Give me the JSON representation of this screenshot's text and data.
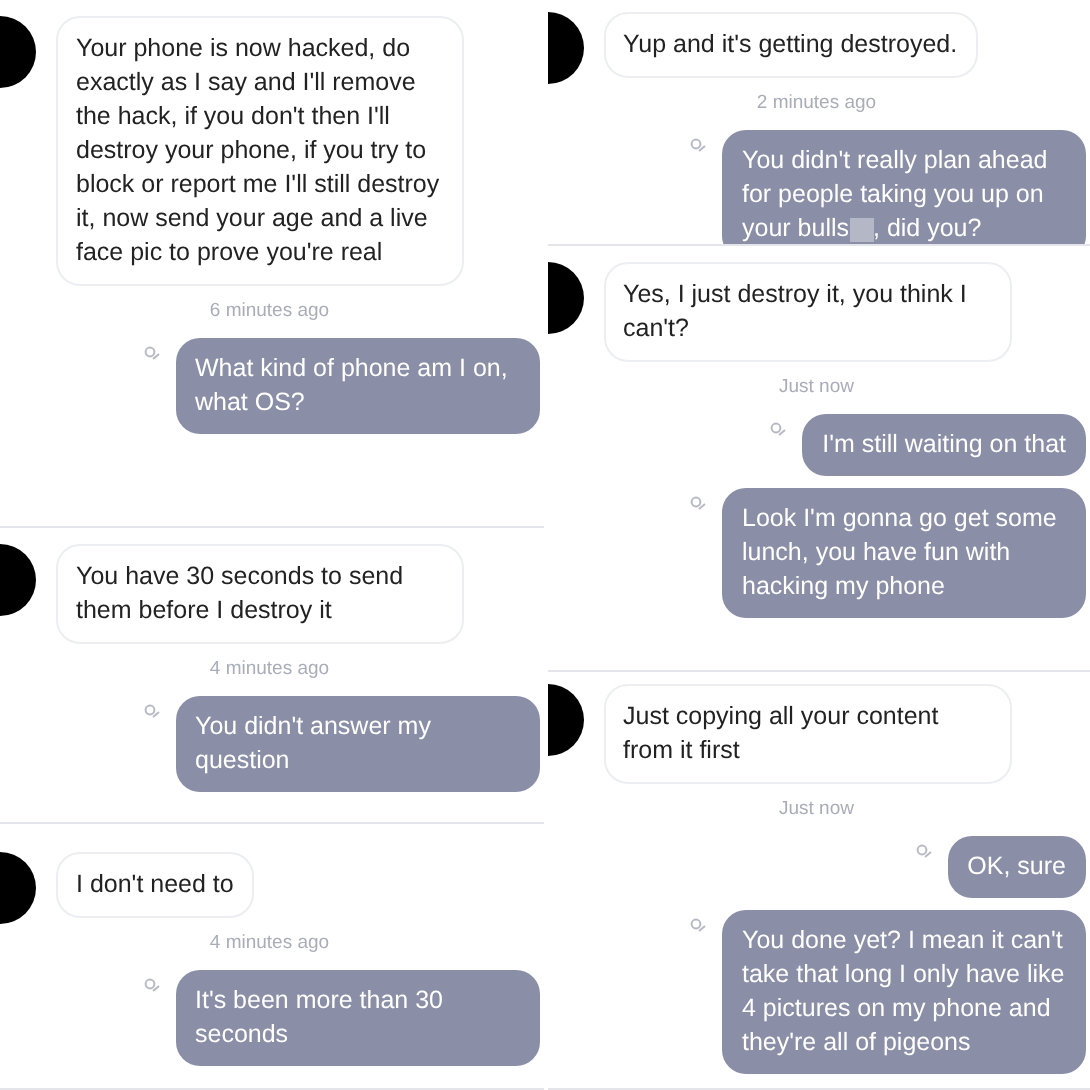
{
  "columns": [
    {
      "panels": [
        {
          "items": [
            {
              "kind": "incoming",
              "text": "Your phone is now hacked, do exactly as I say and I'll remove the hack, if you don't then I'll destroy your phone, if you try to block or report me I'll still destroy it, now send your age and a live face pic to prove you're real"
            },
            {
              "kind": "timestamp",
              "text": "6 minutes ago"
            },
            {
              "kind": "outgoing",
              "text": "What kind of phone am I on, what OS?"
            }
          ]
        },
        {
          "items": [
            {
              "kind": "incoming",
              "text": "You have 30 seconds to send them before I destroy it"
            },
            {
              "kind": "timestamp",
              "text": "4 minutes ago"
            },
            {
              "kind": "outgoing",
              "text": "You didn't answer my question"
            }
          ]
        },
        {
          "items": [
            {
              "kind": "incoming",
              "text": "I don't need to"
            },
            {
              "kind": "timestamp",
              "text": "4 minutes ago"
            },
            {
              "kind": "outgoing",
              "text": "It's been more than 30 seconds"
            }
          ]
        }
      ]
    },
    {
      "panels": [
        {
          "items": [
            {
              "kind": "incoming",
              "text": "Yup and it's getting destroyed."
            },
            {
              "kind": "timestamp",
              "text": "2 minutes ago"
            },
            {
              "kind": "outgoing",
              "text": "You didn't really plan ahead for people taking you up on your bulls",
              "text_after_censor": ", did you?"
            }
          ]
        },
        {
          "items": [
            {
              "kind": "incoming",
              "text": "Yes, I just destroy it, you think I can't?"
            },
            {
              "kind": "timestamp",
              "text": "Just now"
            },
            {
              "kind": "outgoing",
              "text": "I'm still waiting on that"
            },
            {
              "kind": "outgoing",
              "text": "Look I'm gonna go get some lunch, you have fun with hacking my phone"
            }
          ]
        },
        {
          "items": [
            {
              "kind": "incoming",
              "text": "Just copying all your content from it first"
            },
            {
              "kind": "timestamp",
              "text": "Just now"
            },
            {
              "kind": "outgoing",
              "text": "OK, sure"
            },
            {
              "kind": "outgoing",
              "text": "You done yet? I mean it can't take that long I only have like 4 pictures on my phone and they're all of pigeons"
            }
          ]
        }
      ]
    }
  ]
}
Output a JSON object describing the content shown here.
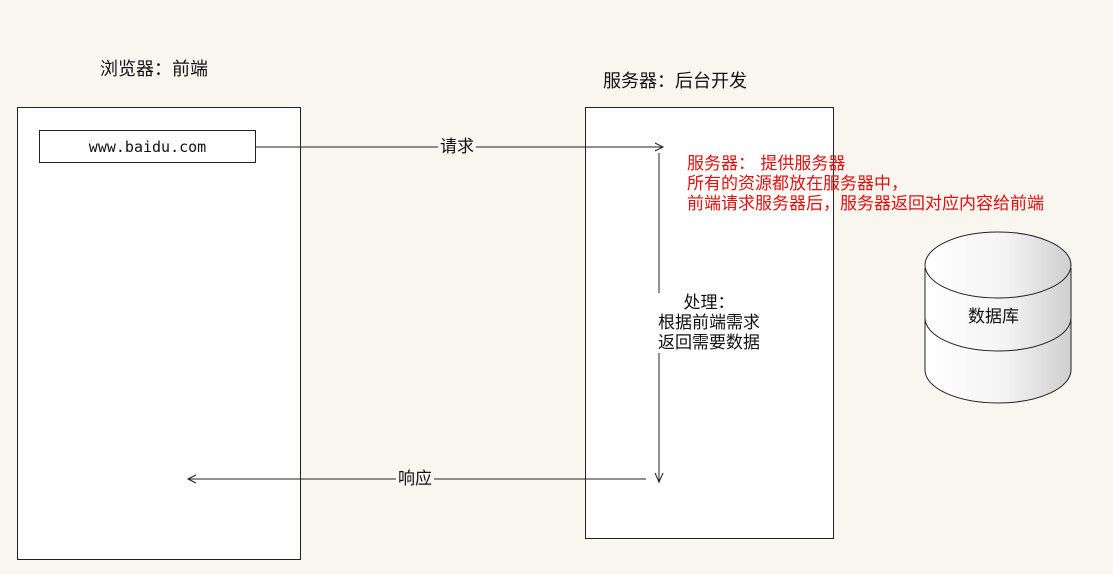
{
  "browser": {
    "title": "浏览器：前端",
    "url": "www.baidu.com"
  },
  "server": {
    "title": "服务器：后台开发",
    "notes": [
      "服务器：  提供服务器",
      "所有的资源都放在服务器中，",
      "前端请求服务器后，服务器返回对应内容给前端"
    ],
    "process_lines": [
      "处理：",
      "根据前端需求",
      "返回需要数据"
    ]
  },
  "arrows": {
    "request": "请求",
    "response": "响应"
  },
  "database": {
    "label": "数据库"
  },
  "colors": {
    "background": "#f9f6ef",
    "note": "#e01010",
    "line": "#222222"
  }
}
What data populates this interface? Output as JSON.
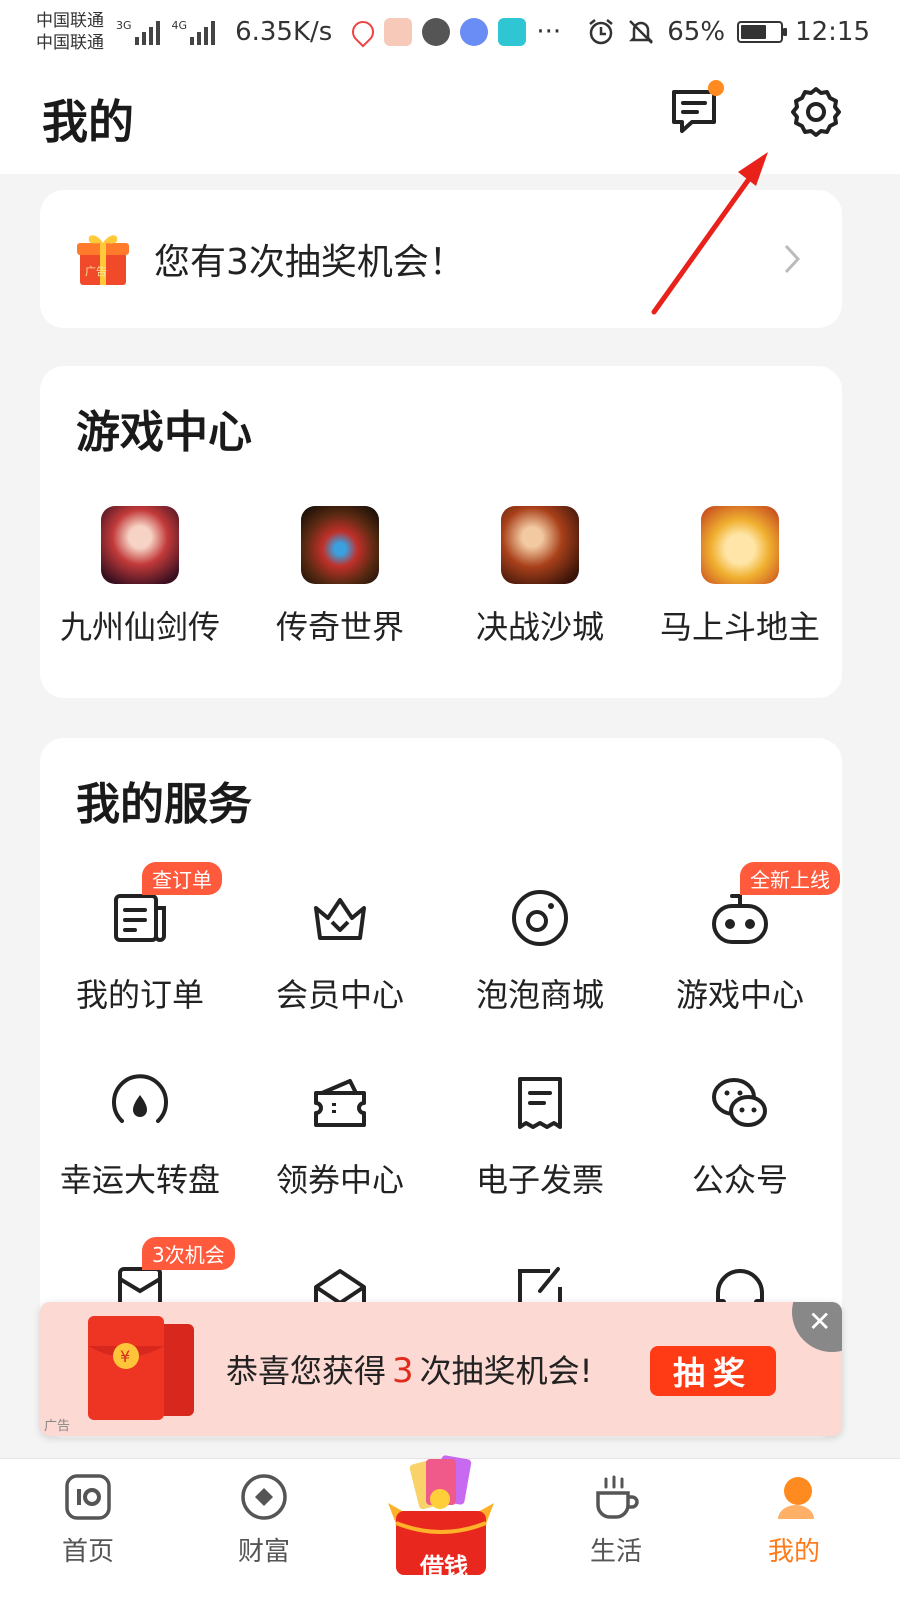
{
  "status_bar": {
    "carrier1": "中国联通",
    "carrier2": "中国联通",
    "net1": "3G",
    "net2": "4G",
    "speed": "6.35K/s",
    "more": "···",
    "battery": "65%",
    "battery_level": 0.65,
    "time": "12:15"
  },
  "header": {
    "title": "我的"
  },
  "lottery": {
    "text": "您有3次抽奖机会！"
  },
  "games": {
    "title": "游戏中心",
    "items": [
      {
        "label": "九州仙剑传",
        "icon": "game-jiuzhou-icon"
      },
      {
        "label": "传奇世界",
        "icon": "game-chuanqi-icon"
      },
      {
        "label": "决战沙城",
        "icon": "game-juezhan-icon"
      },
      {
        "label": "马上斗地主",
        "icon": "game-doudizhu-icon"
      }
    ]
  },
  "services": {
    "title": "我的服务",
    "row1": [
      {
        "label": "我的订单",
        "badge": "查订单",
        "icon": "order-icon"
      },
      {
        "label": "会员中心",
        "badge": "",
        "icon": "crown-icon"
      },
      {
        "label": "泡泡商城",
        "badge": "",
        "icon": "bubble-mall-icon"
      },
      {
        "label": "游戏中心",
        "badge": "全新上线",
        "icon": "gamepad-icon"
      }
    ],
    "row2": [
      {
        "label": "幸运大转盘",
        "icon": "wheel-icon"
      },
      {
        "label": "领券中心",
        "icon": "coupon-icon"
      },
      {
        "label": "电子发票",
        "icon": "invoice-icon"
      },
      {
        "label": "公众号",
        "icon": "wechat-icon"
      }
    ],
    "row3_badge": "3次机会"
  },
  "promo": {
    "text_before": "恭喜您获得",
    "count": "3",
    "text_after": "次抽奖机会!",
    "button": "抽奖",
    "ad_tag": "广告",
    "gift_tag": "广告"
  },
  "tabs": [
    {
      "label": "首页",
      "icon": "home-icon"
    },
    {
      "label": "财富",
      "icon": "wealth-icon"
    },
    {
      "label": "借钱",
      "icon": "borrow-gift-icon"
    },
    {
      "label": "生活",
      "icon": "coffee-icon"
    },
    {
      "label": "我的",
      "icon": "profile-icon",
      "active": true
    }
  ],
  "colors": {
    "accent": "#ff7a1a",
    "badge": "#ff5a3c",
    "promo_bg": "#fcd9d2",
    "draw_button": "#ff3b16",
    "arrow": "#e8221b"
  }
}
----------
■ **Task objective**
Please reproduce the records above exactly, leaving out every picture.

■ **Answer to this problem**
Give me the JSON representation of this screenshot's text and data.
{
  "columns": [
    {
      "panels": [
        {
          "items": [
            {
              "kind": "incoming",
              "text": "Your phone is now hacked, do exactly as I say and I'll remove the hack, if you don't then I'll destroy your phone, if you try to block or report me I'll still destroy it, now send your age and a live face pic to prove you're real"
            },
            {
              "kind": "timestamp",
              "text": "6 minutes ago"
            },
            {
              "kind": "outgoing",
              "text": "What kind of phone am I on, what OS?"
            }
          ]
        },
        {
          "items": [
            {
              "kind": "incoming",
              "text": "You have 30 seconds to send them before I destroy it"
            },
            {
              "kind": "timestamp",
              "text": "4 minutes ago"
            },
            {
              "kind": "outgoing",
              "text": "You didn't answer my question"
            }
          ]
        },
        {
          "items": [
            {
              "kind": "incoming",
              "text": "I don't need to"
            },
            {
              "kind": "timestamp",
              "text": "4 minutes ago"
            },
            {
              "kind": "outgoing",
              "text": "It's been more than 30 seconds"
            }
          ]
        }
      ]
    },
    {
      "panels": [
        {
          "items": [
            {
              "kind": "incoming",
              "text": "Yup and it's getting destroyed."
            },
            {
              "kind": "timestamp",
              "text": "2 minutes ago"
            },
            {
              "kind": "outgoing",
              "text": "You didn't really plan ahead for people taking you up on your bulls",
              "text_after_censor": ", did you?"
            }
          ]
        },
        {
          "items": [
            {
              "kind": "incoming",
              "text": "Yes, I just destroy it, you think I can't?"
            },
            {
              "kind": "timestamp",
              "text": "Just now"
            },
            {
              "kind": "outgoing",
              "text": "I'm still waiting on that"
            },
            {
              "kind": "outgoing",
              "text": "Look I'm gonna go get some lunch, you have fun with hacking my phone"
            }
          ]
        },
        {
          "items": [
            {
              "kind": "incoming",
              "text": "Just copying all your content from it first"
            },
            {
              "kind": "timestamp",
              "text": "Just now"
            },
            {
              "kind": "outgoing",
              "text": "OK, sure"
            },
            {
              "kind": "outgoing",
              "text": "You done yet? I mean it can't take that long I only have like 4 pictures on my phone and they're all of pigeons"
            }
          ]
        }
      ]
    }
  ]
}
Output a JSON object describing the content shown here.
{
  "browser": {
    "title": "浏览器：前端",
    "url": "www.baidu.com"
  },
  "server": {
    "title": "服务器：后台开发",
    "notes": [
      "服务器：  提供服务器",
      "所有的资源都放在服务器中，",
      "前端请求服务器后，服务器返回对应内容给前端"
    ],
    "process_lines": [
      "处理：",
      "根据前端需求",
      "返回需要数据"
    ]
  },
  "arrows": {
    "request": "请求",
    "response": "响应"
  },
  "database": {
    "label": "数据库"
  },
  "colors": {
    "background": "#f9f6ef",
    "note": "#e01010",
    "line": "#222222"
  }
}
What data populates this interface? Output as JSON.
{
  "status_bar": {
    "carrier1": "中国联通",
    "carrier2": "中国联通",
    "net1": "3G",
    "net2": "4G",
    "speed": "6.35K/s",
    "more": "···",
    "battery": "65%",
    "battery_level": 0.65,
    "time": "12:15"
  },
  "header": {
    "title": "我的"
  },
  "lottery": {
    "text": "您有3次抽奖机会！"
  },
  "games": {
    "title": "游戏中心",
    "items": [
      {
        "label": "九州仙剑传",
        "icon": "game-jiuzhou-icon"
      },
      {
        "label": "传奇世界",
        "icon": "game-chuanqi-icon"
      },
      {
        "label": "决战沙城",
        "icon": "game-juezhan-icon"
      },
      {
        "label": "马上斗地主",
        "icon": "game-doudizhu-icon"
      }
    ]
  },
  "services": {
    "title": "我的服务",
    "row1": [
      {
        "label": "我的订单",
        "badge": "查订单",
        "icon": "order-icon"
      },
      {
        "label": "会员中心",
        "badge": "",
        "icon": "crown-icon"
      },
      {
        "label": "泡泡商城",
        "badge": "",
        "icon": "bubble-mall-icon"
      },
      {
        "label": "游戏中心",
        "badge": "全新上线",
        "icon": "gamepad-icon"
      }
    ],
    "row2": [
      {
        "label": "幸运大转盘",
        "icon": "wheel-icon"
      },
      {
        "label": "领券中心",
        "icon": "coupon-icon"
      },
      {
        "label": "电子发票",
        "icon": "invoice-icon"
      },
      {
        "label": "公众号",
        "icon": "wechat-icon"
      }
    ],
    "row3_badge": "3次机会"
  },
  "promo": {
    "text_before": "恭喜您获得",
    "count": "3",
    "text_after": "次抽奖机会!",
    "button": "抽奖",
    "ad_tag": "广告",
    "gift_tag": "广告"
  },
  "tabs": [
    {
      "label": "首页",
      "icon": "home-icon"
    },
    {
      "label": "财富",
      "icon": "wealth-icon"
    },
    {
      "label": "借钱",
      "icon": "borrow-gift-icon"
    },
    {
      "label": "生活",
      "icon": "coffee-icon"
    },
    {
      "label": "我的",
      "icon": "profile-icon",
      "active": true
    }
  ],
  "colors": {
    "accent": "#ff7a1a",
    "badge": "#ff5a3c",
    "promo_bg": "#fcd9d2",
    "draw_button": "#ff3b16",
    "arrow": "#e8221b"
  }
}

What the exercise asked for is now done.